===== AVAILABLE DATA

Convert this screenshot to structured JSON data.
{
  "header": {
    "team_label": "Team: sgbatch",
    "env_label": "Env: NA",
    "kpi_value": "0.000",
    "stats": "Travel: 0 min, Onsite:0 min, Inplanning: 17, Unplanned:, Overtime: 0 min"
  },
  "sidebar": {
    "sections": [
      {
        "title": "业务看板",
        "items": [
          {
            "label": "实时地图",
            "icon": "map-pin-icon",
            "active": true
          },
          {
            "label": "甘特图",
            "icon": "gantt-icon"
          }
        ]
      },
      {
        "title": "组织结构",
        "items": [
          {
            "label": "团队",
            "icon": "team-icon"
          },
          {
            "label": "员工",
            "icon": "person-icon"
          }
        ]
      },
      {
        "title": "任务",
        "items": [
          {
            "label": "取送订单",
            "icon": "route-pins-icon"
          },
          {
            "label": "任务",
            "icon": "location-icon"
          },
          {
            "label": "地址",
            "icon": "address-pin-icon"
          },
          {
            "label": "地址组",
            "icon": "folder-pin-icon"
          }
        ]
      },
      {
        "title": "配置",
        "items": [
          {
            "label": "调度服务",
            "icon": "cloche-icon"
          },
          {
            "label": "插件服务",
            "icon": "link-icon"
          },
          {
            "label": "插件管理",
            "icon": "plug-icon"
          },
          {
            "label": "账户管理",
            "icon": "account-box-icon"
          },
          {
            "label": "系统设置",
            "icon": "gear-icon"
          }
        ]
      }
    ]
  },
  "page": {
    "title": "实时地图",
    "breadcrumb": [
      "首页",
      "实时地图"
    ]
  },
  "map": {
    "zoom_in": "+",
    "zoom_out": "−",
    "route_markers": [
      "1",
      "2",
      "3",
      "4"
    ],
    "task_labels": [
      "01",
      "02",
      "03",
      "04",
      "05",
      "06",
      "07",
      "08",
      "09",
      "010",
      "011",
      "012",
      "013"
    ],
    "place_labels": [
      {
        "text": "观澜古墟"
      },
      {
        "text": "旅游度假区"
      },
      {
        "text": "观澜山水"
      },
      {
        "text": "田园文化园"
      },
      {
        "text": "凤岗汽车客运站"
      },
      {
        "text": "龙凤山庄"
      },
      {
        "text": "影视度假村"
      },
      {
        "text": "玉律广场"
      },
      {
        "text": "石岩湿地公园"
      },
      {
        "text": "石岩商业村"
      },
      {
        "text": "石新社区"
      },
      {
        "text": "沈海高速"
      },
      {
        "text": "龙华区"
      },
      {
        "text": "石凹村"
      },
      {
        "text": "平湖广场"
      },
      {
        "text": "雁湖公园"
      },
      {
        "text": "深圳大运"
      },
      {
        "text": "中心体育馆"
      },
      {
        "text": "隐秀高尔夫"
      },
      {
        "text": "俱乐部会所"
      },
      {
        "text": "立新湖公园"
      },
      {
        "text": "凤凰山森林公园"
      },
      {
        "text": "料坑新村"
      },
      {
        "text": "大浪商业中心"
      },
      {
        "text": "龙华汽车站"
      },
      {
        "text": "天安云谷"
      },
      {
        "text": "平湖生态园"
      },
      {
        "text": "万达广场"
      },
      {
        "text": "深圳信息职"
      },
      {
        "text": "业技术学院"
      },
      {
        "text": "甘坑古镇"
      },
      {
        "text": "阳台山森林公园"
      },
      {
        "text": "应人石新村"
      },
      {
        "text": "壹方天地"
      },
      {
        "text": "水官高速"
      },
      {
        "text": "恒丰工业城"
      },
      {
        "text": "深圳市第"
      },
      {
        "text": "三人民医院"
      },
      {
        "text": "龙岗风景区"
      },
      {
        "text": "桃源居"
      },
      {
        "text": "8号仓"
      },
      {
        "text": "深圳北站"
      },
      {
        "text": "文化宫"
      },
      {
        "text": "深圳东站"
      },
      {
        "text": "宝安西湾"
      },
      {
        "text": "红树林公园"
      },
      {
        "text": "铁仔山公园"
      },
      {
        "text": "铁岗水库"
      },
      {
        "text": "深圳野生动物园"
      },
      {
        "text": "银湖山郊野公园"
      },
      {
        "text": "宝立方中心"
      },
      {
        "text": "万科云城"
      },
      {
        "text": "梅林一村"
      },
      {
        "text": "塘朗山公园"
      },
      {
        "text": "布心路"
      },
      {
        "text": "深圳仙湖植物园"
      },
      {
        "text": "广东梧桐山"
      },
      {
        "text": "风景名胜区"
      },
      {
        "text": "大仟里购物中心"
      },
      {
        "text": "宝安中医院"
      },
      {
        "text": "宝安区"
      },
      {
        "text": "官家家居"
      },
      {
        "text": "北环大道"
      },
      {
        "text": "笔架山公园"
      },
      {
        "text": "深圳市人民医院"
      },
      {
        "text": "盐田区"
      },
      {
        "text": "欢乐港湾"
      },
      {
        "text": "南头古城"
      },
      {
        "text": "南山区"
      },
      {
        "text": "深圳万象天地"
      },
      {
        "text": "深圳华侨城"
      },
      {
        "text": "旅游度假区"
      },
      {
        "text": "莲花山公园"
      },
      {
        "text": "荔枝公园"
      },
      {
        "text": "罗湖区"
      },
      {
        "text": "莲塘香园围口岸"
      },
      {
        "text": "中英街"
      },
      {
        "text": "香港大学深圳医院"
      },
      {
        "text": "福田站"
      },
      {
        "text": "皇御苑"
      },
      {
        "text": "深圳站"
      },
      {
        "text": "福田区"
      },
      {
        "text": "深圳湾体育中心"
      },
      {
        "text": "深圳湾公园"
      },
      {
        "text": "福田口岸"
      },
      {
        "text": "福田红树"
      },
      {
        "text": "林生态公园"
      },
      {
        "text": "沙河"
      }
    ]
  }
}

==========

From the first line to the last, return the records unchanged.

Convert this screenshot to structured JSON data.
{
  "header": {
    "team_label": "Team: sgbatch",
    "env_label": "Env: NA",
    "kpi_value": "0.000",
    "stats": "Travel: 0 min, Onsite:0 min, Inplanning: 17, Unplanned:, Overtime: 0 min"
  },
  "sidebar": {
    "sections": [
      {
        "title": "业务看板",
        "items": [
          {
            "label": "实时地图",
            "icon": "map-pin-icon",
            "active": true
          },
          {
            "label": "甘特图",
            "icon": "gantt-icon"
          }
        ]
      },
      {
        "title": "组织结构",
        "items": [
          {
            "label": "团队",
            "icon": "team-icon"
          },
          {
            "label": "员工",
            "icon": "person-icon"
          }
        ]
      },
      {
        "title": "任务",
        "items": [
          {
            "label": "取送订单",
            "icon": "route-pins-icon"
          },
          {
            "label": "任务",
            "icon": "location-icon"
          },
          {
            "label": "地址",
            "icon": "address-pin-icon"
          },
          {
            "label": "地址组",
            "icon": "folder-pin-icon"
          }
        ]
      },
      {
        "title": "配置",
        "items": [
          {
            "label": "调度服务",
            "icon": "cloche-icon"
          },
          {
            "label": "插件服务",
            "icon": "link-icon"
          },
          {
            "label": "插件管理",
            "icon": "plug-icon"
          },
          {
            "label": "账户管理",
            "icon": "account-box-icon"
          },
          {
            "label": "系统设置",
            "icon": "gear-icon"
          }
        ]
      }
    ]
  },
  "page": {
    "title": "实时地图",
    "breadcrumb": [
      "首页",
      "实时地图"
    ]
  },
  "map": {
    "zoom_in": "+",
    "zoom_out": "−",
    "route_markers": [
      "1",
      "2",
      "3",
      "4"
    ],
    "task_labels": [
      "01",
      "02",
      "03",
      "04",
      "05",
      "06",
      "07",
      "08",
      "09",
      "010",
      "011",
      "012",
      "013"
    ],
    "place_labels": [
      {
        "text": "观澜古墟"
      },
      {
        "text": "旅游度假区"
      },
      {
        "text": "观澜山水"
      },
      {
        "text": "田园文化园"
      },
      {
        "text": "凤岗汽车客运站"
      },
      {
        "text": "龙凤山庄"
      },
      {
        "text": "影视度假村"
      },
      {
        "text": "玉律广场"
      },
      {
        "text": "石岩湿地公园"
      },
      {
        "text": "石岩商业村"
      },
      {
        "text": "石新社区"
      },
      {
        "text": "沈海高速"
      },
      {
        "text": "龙华区"
      },
      {
        "text": "石凹村"
      },
      {
        "text": "平湖广场"
      },
      {
        "text": "雁湖公园"
      },
      {
        "text": "深圳大运"
      },
      {
        "text": "中心体育馆"
      },
      {
        "text": "隐秀高尔夫"
      },
      {
        "text": "俱乐部会所"
      },
      {
        "text": "立新湖公园"
      },
      {
        "text": "凤凰山森林公园"
      },
      {
        "text": "料坑新村"
      },
      {
        "text": "大浪商业中心"
      },
      {
        "text": "龙华汽车站"
      },
      {
        "text": "天安云谷"
      },
      {
        "text": "平湖生态园"
      },
      {
        "text": "万达广场"
      },
      {
        "text": "深圳信息职"
      },
      {
        "text": "业技术学院"
      },
      {
        "text": "甘坑古镇"
      },
      {
        "text": "阳台山森林公园"
      },
      {
        "text": "应人石新村"
      },
      {
        "text": "壹方天地"
      },
      {
        "text": "水官高速"
      },
      {
        "text": "恒丰工业城"
      },
      {
        "text": "深圳市第"
      },
      {
        "text": "三人民医院"
      },
      {
        "text": "龙岗风景区"
      },
      {
        "text": "桃源居"
      },
      {
        "text": "8号仓"
      },
      {
        "text": "深圳北站"
      },
      {
        "text": "文化宫"
      },
      {
        "text": "深圳东站"
      },
      {
        "text": "宝安西湾"
      },
      {
        "text": "红树林公园"
      },
      {
        "text": "铁仔山公园"
      },
      {
        "text": "铁岗水库"
      },
      {
        "text": "深圳野生动物园"
      },
      {
        "text": "银湖山郊野公园"
      },
      {
        "text": "宝立方中心"
      },
      {
        "text": "万科云城"
      },
      {
        "text": "梅林一村"
      },
      {
        "text": "塘朗山公园"
      },
      {
        "text": "布心路"
      },
      {
        "text": "深圳仙湖植物园"
      },
      {
        "text": "广东梧桐山"
      },
      {
        "text": "风景名胜区"
      },
      {
        "text": "大仟里购物中心"
      },
      {
        "text": "宝安中医院"
      },
      {
        "text": "宝安区"
      },
      {
        "text": "官家家居"
      },
      {
        "text": "北环大道"
      },
      {
        "text": "笔架山公园"
      },
      {
        "text": "深圳市人民医院"
      },
      {
        "text": "盐田区"
      },
      {
        "text": "欢乐港湾"
      },
      {
        "text": "南头古城"
      },
      {
        "text": "南山区"
      },
      {
        "text": "深圳万象天地"
      },
      {
        "text": "深圳华侨城"
      },
      {
        "text": "旅游度假区"
      },
      {
        "text": "莲花山公园"
      },
      {
        "text": "荔枝公园"
      },
      {
        "text": "罗湖区"
      },
      {
        "text": "莲塘香园围口岸"
      },
      {
        "text": "中英街"
      },
      {
        "text": "香港大学深圳医院"
      },
      {
        "text": "福田站"
      },
      {
        "text": "皇御苑"
      },
      {
        "text": "深圳站"
      },
      {
        "text": "福田区"
      },
      {
        "text": "深圳湾体育中心"
      },
      {
        "text": "深圳湾公园"
      },
      {
        "text": "福田口岸"
      },
      {
        "text": "福田红树"
      },
      {
        "text": "林生态公园"
      },
      {
        "text": "沙河"
      }
    ]
  }
}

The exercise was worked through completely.